Psoriasis and hidradenitis suppurativa [HS] co-occur more often with inflammatory bowel disease [IBD] than expected, due to shared pathogenic and genetic features. It is known that IBD patients harbour an altered intestinal microbiome characterised by a depletion of Faecalibacterium prausnitzii and increase of Escherichia coli. At present, it is unclear whether a similar intestinal microbiome trend can be identified in IBD-associated skin disorders. We therefore investigated the F. prausnitzii and E. coli abundance in psoriasis and HS, with and without concomitant IBD.Methods:
Using quantitative polymerase chain reaction , we compared the F. prausnitzii and E. coli abundances in faecal samples from healthy controls [n = 33] with samples from patients with psoriasis [n = 29], IBD [n = 31], and concomitant IBD and psoriasis [n = 13]. Likewise, we analysed samples from patients with HS [n = 17], and concomitant IBD and HS [n = 17].Results:

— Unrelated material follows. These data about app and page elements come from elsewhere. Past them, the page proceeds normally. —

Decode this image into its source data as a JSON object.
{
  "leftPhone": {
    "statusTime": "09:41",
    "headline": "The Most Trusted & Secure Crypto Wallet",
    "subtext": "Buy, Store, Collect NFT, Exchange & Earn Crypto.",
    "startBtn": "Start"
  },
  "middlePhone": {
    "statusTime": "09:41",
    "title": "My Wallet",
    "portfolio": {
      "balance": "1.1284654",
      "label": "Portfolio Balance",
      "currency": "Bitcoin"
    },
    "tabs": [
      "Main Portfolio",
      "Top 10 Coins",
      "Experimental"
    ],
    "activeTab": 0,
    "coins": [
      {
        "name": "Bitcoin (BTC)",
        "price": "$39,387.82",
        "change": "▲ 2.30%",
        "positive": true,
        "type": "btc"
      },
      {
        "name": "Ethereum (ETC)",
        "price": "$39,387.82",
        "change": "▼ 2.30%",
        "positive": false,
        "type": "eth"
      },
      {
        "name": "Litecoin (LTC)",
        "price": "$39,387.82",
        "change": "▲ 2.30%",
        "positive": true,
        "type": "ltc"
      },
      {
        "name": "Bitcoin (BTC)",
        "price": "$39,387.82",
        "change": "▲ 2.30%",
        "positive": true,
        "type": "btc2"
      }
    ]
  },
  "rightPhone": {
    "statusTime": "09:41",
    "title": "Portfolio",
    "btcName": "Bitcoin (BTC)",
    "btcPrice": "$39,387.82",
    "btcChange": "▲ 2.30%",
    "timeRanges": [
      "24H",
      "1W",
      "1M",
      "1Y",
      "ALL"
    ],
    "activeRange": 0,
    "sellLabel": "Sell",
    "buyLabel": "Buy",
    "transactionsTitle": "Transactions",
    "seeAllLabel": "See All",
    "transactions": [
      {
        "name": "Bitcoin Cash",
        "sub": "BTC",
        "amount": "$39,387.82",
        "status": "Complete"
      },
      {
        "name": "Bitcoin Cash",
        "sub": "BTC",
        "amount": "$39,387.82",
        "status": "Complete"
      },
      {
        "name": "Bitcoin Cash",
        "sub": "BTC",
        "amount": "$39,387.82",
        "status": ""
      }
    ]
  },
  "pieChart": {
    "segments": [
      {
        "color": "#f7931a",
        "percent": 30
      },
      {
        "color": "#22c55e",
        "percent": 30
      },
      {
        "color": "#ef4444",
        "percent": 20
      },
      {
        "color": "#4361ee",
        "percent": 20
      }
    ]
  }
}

Psoriasis patients harboured a significantly lower abundance of F. prausnitzii in their stool than healthy controls [p < 0.001], which was similar to IBD patients. Together with the reduced F. prausnitzii levels, the psoriasis patients had a significantly higher abundance of E. coli [p < 0.001]. No significant difference in F. prausnitzii or E. coli abundance was found in HS. It was apparent that patients with concomitant IBD and associated skin disorder had the greatest decrease of F. prausnitzii and increase of E. coli.Conclusions:
The study demonstrates, for the first time, an IBD-like decrease of F. prausnitzii together with an increase of E.coli in psoriasis, supporting the presence of a gut-microbiome-skin axis in psoriasis and IBD.